• Data in this exercise:
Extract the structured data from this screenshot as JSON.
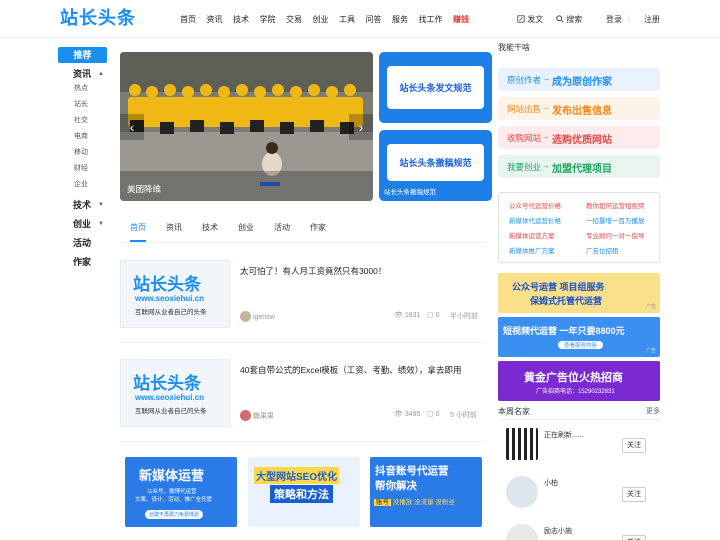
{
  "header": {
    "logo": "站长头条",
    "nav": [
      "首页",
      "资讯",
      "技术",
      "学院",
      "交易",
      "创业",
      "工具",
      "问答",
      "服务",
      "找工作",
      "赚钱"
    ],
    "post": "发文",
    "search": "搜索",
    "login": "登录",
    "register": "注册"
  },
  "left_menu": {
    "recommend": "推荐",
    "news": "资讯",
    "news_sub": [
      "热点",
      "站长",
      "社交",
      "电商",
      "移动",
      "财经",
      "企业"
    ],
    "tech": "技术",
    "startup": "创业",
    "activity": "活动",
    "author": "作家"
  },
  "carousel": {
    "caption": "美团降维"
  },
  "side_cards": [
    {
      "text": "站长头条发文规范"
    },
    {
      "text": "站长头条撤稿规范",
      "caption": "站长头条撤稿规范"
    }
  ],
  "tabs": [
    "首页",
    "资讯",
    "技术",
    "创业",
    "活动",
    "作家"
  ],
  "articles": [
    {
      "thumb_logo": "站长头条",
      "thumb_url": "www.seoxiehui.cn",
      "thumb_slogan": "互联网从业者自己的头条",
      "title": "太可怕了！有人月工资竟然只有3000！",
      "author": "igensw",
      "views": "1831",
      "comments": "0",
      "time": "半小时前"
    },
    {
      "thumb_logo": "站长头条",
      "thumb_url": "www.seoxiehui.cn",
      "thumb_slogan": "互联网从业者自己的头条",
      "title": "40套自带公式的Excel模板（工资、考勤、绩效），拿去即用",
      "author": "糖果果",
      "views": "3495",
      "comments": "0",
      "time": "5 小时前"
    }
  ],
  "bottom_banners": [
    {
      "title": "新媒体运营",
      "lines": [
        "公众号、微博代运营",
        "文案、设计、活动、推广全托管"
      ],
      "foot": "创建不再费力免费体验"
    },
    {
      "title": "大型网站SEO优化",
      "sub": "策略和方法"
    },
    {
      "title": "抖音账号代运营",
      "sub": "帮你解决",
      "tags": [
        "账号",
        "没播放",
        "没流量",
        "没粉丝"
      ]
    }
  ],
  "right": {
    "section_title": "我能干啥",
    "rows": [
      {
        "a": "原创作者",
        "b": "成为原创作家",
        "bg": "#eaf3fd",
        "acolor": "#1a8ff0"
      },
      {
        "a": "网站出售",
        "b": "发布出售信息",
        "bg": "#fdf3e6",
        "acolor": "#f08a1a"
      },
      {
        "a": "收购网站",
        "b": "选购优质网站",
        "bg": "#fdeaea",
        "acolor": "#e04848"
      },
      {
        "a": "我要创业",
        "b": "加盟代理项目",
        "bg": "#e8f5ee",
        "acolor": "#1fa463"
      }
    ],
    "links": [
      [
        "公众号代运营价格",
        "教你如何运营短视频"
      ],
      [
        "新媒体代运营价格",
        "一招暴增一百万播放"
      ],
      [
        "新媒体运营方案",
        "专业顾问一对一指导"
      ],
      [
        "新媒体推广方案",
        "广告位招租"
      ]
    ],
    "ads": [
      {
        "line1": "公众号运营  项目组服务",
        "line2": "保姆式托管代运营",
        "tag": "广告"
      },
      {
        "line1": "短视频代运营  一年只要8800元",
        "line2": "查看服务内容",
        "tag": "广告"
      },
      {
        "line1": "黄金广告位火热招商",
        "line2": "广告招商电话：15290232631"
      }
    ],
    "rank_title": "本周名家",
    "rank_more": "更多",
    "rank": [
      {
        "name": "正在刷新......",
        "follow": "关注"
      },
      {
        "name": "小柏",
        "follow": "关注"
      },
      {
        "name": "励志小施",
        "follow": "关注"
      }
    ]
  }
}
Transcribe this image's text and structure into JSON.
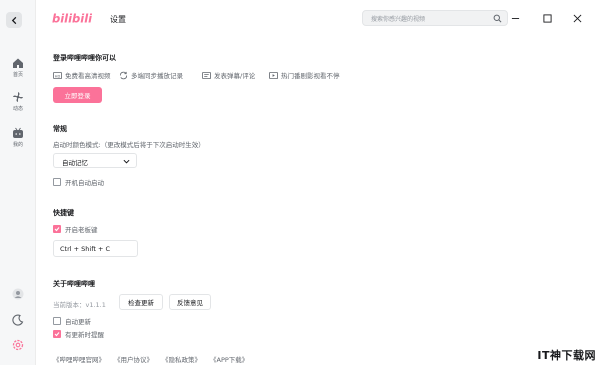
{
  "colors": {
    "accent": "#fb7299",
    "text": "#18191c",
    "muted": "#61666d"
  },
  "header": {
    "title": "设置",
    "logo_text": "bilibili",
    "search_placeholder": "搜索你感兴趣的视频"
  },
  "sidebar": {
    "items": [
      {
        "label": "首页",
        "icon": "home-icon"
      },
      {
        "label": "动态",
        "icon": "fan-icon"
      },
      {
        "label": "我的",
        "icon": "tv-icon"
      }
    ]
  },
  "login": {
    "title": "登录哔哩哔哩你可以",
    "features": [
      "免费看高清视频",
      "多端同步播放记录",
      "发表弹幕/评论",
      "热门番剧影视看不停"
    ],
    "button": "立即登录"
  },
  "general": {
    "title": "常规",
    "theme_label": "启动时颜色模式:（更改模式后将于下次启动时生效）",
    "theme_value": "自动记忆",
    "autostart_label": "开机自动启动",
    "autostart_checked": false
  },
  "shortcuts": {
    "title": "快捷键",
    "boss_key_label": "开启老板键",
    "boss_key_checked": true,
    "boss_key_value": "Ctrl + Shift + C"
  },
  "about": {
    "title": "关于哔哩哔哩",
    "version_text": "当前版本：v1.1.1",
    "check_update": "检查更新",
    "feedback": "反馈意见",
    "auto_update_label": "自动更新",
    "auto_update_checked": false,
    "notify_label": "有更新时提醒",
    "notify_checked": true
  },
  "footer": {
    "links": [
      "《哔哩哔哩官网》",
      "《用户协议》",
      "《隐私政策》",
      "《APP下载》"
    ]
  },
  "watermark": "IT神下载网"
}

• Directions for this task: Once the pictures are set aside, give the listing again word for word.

• Problem solution:
Extract the structured data from this screenshot as JSON.
{
  "header": {
    "logo": "站长头条",
    "nav": [
      "首页",
      "资讯",
      "技术",
      "学院",
      "交易",
      "创业",
      "工具",
      "问答",
      "服务",
      "找工作",
      "赚钱"
    ],
    "post": "发文",
    "search": "搜索",
    "login": "登录",
    "register": "注册"
  },
  "left_menu": {
    "recommend": "推荐",
    "news": "资讯",
    "news_sub": [
      "热点",
      "站长",
      "社交",
      "电商",
      "移动",
      "财经",
      "企业"
    ],
    "tech": "技术",
    "startup": "创业",
    "activity": "活动",
    "author": "作家"
  },
  "carousel": {
    "caption": "美团降维"
  },
  "side_cards": [
    {
      "text": "站长头条发文规范"
    },
    {
      "text": "站长头条撤稿规范",
      "caption": "站长头条撤稿规范"
    }
  ],
  "tabs": [
    "首页",
    "资讯",
    "技术",
    "创业",
    "活动",
    "作家"
  ],
  "articles": [
    {
      "thumb_logo": "站长头条",
      "thumb_url": "www.seoxiehui.cn",
      "thumb_slogan": "互联网从业者自己的头条",
      "title": "太可怕了！有人月工资竟然只有3000！",
      "author": "igensw",
      "views": "1831",
      "comments": "0",
      "time": "半小时前"
    },
    {
      "thumb_logo": "站长头条",
      "thumb_url": "www.seoxiehui.cn",
      "thumb_slogan": "互联网从业者自己的头条",
      "title": "40套自带公式的Excel模板（工资、考勤、绩效），拿去即用",
      "author": "糖果果",
      "views": "3495",
      "comments": "0",
      "time": "5 小时前"
    }
  ],
  "bottom_banners": [
    {
      "title": "新媒体运营",
      "lines": [
        "公众号、微博代运营",
        "文案、设计、活动、推广全托管"
      ],
      "foot": "创建不再费力免费体验"
    },
    {
      "title": "大型网站SEO优化",
      "sub": "策略和方法"
    },
    {
      "title": "抖音账号代运营",
      "sub": "帮你解决",
      "tags": [
        "账号",
        "没播放",
        "没流量",
        "没粉丝"
      ]
    }
  ],
  "right": {
    "section_title": "我能干啥",
    "rows": [
      {
        "a": "原创作者",
        "b": "成为原创作家",
        "bg": "#eaf3fd",
        "acolor": "#1a8ff0"
      },
      {
        "a": "网站出售",
        "b": "发布出售信息",
        "bg": "#fdf3e6",
        "acolor": "#f08a1a"
      },
      {
        "a": "收购网站",
        "b": "选购优质网站",
        "bg": "#fdeaea",
        "acolor": "#e04848"
      },
      {
        "a": "我要创业",
        "b": "加盟代理项目",
        "bg": "#e8f5ee",
        "acolor": "#1fa463"
      }
    ],
    "links": [
      [
        "公众号代运营价格",
        "教你如何运营短视频"
      ],
      [
        "新媒体代运营价格",
        "一招暴增一百万播放"
      ],
      [
        "新媒体运营方案",
        "专业顾问一对一指导"
      ],
      [
        "新媒体推广方案",
        "广告位招租"
      ]
    ],
    "ads": [
      {
        "line1": "公众号运营  项目组服务",
        "line2": "保姆式托管代运营",
        "tag": "广告"
      },
      {
        "line1": "短视频代运营  一年只要8800元",
        "line2": "查看服务内容",
        "tag": "广告"
      },
      {
        "line1": "黄金广告位火热招商",
        "line2": "广告招商电话：15290232631"
      }
    ],
    "rank_title": "本周名家",
    "rank_more": "更多",
    "rank": [
      {
        "name": "正在刷新......",
        "follow": "关注"
      },
      {
        "name": "小柏",
        "follow": "关注"
      },
      {
        "name": "励志小施",
        "follow": "关注"
      }
    ]
  }
}
Transcribe this image's text and structure into JSON.
{
  "colors": {
    "accent": "#fb7299",
    "text": "#18191c",
    "muted": "#61666d"
  },
  "header": {
    "title": "设置",
    "logo_text": "bilibili",
    "search_placeholder": "搜索你感兴趣的视频"
  },
  "sidebar": {
    "items": [
      {
        "label": "首页",
        "icon": "home-icon"
      },
      {
        "label": "动态",
        "icon": "fan-icon"
      },
      {
        "label": "我的",
        "icon": "tv-icon"
      }
    ]
  },
  "login": {
    "title": "登录哔哩哔哩你可以",
    "features": [
      "免费看高清视频",
      "多端同步播放记录",
      "发表弹幕/评论",
      "热门番剧影视看不停"
    ],
    "button": "立即登录"
  },
  "general": {
    "title": "常规",
    "theme_label": "启动时颜色模式:（更改模式后将于下次启动时生效）",
    "theme_value": "自动记忆",
    "autostart_label": "开机自动启动",
    "autostart_checked": false
  },
  "shortcuts": {
    "title": "快捷键",
    "boss_key_label": "开启老板键",
    "boss_key_checked": true,
    "boss_key_value": "Ctrl + Shift + C"
  },
  "about": {
    "title": "关于哔哩哔哩",
    "version_text": "当前版本：v1.1.1",
    "check_update": "检查更新",
    "feedback": "反馈意见",
    "auto_update_label": "自动更新",
    "auto_update_checked": false,
    "notify_label": "有更新时提醒",
    "notify_checked": true
  },
  "footer": {
    "links": [
      "《哔哩哔哩官网》",
      "《用户协议》",
      "《隐私政策》",
      "《APP下载》"
    ]
  },
  "watermark": "IT神下载网"
}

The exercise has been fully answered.